I missed this Reuters piece when it came out last month. It’s an important move by the Saudi government. Most developing nations look for ‘food independence’ much the way some in the US today call for ‘energy independence’. They’re both good ideas, but extremely hard or expensive to implement. The expenses for Saudi Arabia were doubled: not only did the government have to pay high subsidies to farmers to make their to-market price competitive with imports, it also had to pump huge amounts of a resource more important than oil… water. The ending of wheat production in the Kingdom is a sign of economic maturity and recognition that the KSA is truly part of the global economy.
(Reuters) Saudi Arabia is abandoning a 30-year program to grow wheat that achieved self-sufficiency but depleted the Kingdomâ€™s scarce water supplies. The government will start reducing purchases of wheat from local farmers by 12.5 percent per year from this year, officials from the agriculture and finance ministries said yesterday.
The Kingdom aims to rely entirely on imports by 2016. â€œThe reason is water resources,â€ said one official, who did not want to be identified.

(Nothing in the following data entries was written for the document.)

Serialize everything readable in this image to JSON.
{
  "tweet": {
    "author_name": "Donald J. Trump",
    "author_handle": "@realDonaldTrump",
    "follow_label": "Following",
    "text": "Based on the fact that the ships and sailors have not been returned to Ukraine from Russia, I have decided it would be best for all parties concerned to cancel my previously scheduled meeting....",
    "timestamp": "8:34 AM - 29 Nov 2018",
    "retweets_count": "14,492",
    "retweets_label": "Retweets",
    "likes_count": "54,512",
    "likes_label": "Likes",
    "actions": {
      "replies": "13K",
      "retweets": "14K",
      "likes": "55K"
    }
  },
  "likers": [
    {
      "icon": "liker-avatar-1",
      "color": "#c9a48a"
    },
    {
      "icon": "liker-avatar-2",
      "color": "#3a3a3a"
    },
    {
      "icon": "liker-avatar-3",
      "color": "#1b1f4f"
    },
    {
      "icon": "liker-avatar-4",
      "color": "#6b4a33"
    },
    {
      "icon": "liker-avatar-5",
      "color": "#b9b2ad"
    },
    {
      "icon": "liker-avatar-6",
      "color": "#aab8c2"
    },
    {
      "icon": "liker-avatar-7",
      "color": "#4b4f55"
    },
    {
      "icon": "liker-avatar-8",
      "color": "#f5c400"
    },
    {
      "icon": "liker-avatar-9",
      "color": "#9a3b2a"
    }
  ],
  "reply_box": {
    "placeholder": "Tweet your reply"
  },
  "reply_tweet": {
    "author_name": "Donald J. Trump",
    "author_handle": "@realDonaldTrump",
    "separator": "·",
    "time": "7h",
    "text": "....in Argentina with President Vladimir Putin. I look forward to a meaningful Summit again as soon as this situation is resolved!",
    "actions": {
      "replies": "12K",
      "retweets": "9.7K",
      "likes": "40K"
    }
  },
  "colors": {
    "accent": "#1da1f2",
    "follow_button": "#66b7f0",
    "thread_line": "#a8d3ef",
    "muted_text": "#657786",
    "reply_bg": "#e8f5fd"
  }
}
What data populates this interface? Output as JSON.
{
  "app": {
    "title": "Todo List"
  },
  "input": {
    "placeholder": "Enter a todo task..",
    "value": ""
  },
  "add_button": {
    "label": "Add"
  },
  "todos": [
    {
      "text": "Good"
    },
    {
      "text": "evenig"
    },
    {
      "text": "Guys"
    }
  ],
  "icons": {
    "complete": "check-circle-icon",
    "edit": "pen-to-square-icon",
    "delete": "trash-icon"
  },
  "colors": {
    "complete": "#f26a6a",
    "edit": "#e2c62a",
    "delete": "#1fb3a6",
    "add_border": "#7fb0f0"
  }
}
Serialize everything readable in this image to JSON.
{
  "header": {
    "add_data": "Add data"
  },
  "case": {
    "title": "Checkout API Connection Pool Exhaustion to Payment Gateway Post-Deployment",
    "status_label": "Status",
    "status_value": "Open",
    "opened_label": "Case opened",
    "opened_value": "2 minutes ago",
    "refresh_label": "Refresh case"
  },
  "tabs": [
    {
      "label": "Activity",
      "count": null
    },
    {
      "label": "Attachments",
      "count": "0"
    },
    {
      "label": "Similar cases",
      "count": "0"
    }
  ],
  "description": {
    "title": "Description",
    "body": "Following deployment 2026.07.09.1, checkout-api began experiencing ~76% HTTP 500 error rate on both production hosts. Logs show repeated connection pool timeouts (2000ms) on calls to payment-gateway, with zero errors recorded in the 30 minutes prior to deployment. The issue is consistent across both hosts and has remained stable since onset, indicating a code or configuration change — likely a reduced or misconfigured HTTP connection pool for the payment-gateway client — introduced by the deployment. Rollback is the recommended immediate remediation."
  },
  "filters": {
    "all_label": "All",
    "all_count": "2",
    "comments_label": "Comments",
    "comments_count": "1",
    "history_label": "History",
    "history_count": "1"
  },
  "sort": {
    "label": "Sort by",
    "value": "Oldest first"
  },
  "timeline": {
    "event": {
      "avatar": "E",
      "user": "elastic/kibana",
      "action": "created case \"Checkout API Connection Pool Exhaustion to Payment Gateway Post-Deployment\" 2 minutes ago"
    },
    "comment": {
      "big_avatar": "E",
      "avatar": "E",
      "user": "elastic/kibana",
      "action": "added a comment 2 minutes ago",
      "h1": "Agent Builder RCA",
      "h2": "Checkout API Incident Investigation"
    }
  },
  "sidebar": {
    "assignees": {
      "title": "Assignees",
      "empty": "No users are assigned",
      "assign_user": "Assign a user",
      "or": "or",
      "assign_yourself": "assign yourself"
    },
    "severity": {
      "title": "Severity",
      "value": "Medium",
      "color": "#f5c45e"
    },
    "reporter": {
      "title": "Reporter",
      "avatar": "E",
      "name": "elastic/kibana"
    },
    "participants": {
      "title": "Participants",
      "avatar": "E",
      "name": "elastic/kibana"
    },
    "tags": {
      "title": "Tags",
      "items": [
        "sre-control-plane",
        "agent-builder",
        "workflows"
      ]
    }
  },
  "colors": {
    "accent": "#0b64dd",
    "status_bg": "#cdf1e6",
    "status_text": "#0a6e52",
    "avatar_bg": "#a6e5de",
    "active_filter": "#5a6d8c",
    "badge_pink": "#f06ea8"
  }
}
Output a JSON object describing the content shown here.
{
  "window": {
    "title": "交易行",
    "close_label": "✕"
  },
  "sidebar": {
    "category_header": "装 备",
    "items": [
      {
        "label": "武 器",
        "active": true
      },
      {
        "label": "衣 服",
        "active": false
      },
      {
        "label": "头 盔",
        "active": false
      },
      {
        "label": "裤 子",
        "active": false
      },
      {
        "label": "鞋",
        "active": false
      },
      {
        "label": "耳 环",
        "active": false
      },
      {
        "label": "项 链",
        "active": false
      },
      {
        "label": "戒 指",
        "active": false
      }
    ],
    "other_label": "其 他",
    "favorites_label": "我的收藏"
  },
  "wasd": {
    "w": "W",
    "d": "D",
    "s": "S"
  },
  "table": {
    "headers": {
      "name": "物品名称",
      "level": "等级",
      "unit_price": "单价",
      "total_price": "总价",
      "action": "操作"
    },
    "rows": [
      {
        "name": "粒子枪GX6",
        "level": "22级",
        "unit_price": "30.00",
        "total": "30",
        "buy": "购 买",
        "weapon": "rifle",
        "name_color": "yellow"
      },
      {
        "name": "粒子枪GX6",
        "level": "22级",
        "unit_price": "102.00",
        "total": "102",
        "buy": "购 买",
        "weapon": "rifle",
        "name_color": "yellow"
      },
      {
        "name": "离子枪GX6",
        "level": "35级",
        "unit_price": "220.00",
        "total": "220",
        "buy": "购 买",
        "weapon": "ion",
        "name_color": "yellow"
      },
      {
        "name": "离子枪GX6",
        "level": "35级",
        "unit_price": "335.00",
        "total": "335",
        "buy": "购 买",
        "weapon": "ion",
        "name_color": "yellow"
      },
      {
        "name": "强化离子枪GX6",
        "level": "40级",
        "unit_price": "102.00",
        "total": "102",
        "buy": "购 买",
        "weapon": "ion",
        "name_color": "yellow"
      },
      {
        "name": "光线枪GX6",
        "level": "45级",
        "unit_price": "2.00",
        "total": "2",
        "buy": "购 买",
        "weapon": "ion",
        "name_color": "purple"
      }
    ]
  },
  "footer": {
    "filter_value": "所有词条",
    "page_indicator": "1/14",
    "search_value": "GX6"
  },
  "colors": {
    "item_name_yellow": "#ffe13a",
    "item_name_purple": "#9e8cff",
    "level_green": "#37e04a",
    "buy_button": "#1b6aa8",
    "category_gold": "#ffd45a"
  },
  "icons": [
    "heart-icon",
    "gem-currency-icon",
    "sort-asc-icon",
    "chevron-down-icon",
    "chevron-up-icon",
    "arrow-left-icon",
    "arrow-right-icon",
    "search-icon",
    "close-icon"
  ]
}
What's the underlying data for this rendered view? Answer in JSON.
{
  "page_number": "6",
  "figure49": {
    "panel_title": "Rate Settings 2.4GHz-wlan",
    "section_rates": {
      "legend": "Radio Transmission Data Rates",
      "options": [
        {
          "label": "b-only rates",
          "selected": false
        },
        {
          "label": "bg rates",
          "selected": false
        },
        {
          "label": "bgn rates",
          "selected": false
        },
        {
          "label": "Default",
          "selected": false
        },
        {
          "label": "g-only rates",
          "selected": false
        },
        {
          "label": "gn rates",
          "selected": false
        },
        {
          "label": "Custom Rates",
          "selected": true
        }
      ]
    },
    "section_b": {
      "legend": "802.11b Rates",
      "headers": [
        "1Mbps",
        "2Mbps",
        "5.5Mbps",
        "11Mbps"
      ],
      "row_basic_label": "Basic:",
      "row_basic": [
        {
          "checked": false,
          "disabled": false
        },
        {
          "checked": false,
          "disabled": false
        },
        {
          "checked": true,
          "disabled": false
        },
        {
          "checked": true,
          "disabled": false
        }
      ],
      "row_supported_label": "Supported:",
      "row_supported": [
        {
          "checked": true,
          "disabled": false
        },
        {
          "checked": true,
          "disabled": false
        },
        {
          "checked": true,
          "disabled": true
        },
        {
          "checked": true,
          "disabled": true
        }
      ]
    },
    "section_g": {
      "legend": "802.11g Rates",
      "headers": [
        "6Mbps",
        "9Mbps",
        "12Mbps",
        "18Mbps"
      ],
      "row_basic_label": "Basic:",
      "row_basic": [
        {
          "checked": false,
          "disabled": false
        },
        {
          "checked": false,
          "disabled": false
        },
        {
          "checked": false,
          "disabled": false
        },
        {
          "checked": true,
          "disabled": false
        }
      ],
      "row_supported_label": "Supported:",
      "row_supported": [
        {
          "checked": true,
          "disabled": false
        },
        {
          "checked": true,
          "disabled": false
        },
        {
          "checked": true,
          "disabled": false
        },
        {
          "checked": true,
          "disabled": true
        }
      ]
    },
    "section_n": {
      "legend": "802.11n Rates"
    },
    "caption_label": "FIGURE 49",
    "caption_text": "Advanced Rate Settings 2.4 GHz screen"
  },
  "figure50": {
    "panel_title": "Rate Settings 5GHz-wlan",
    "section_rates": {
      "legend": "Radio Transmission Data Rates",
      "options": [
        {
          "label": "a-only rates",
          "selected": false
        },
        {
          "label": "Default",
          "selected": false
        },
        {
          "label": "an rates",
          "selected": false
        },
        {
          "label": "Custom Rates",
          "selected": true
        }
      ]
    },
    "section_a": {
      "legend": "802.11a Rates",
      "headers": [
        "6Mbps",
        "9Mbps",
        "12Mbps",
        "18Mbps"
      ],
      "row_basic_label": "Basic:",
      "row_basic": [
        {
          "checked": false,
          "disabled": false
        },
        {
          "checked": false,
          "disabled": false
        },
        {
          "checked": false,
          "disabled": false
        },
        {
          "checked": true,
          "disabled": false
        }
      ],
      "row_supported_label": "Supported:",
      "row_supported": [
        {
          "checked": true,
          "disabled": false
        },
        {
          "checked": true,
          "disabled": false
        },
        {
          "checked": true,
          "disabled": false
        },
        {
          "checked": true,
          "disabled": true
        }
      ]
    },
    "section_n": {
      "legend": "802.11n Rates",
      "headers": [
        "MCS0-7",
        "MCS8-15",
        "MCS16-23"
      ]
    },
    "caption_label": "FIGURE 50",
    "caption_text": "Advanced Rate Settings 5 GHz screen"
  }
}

Saudi Arabia produces 2.5 million tons a year of durum and soft wheat, enough to meet domestic demand. In the 1970s, the government started a program to encourage farmers to produce wheat, guaranteeing them at the time a massive SR3,500 ($ 933.5) for every ton.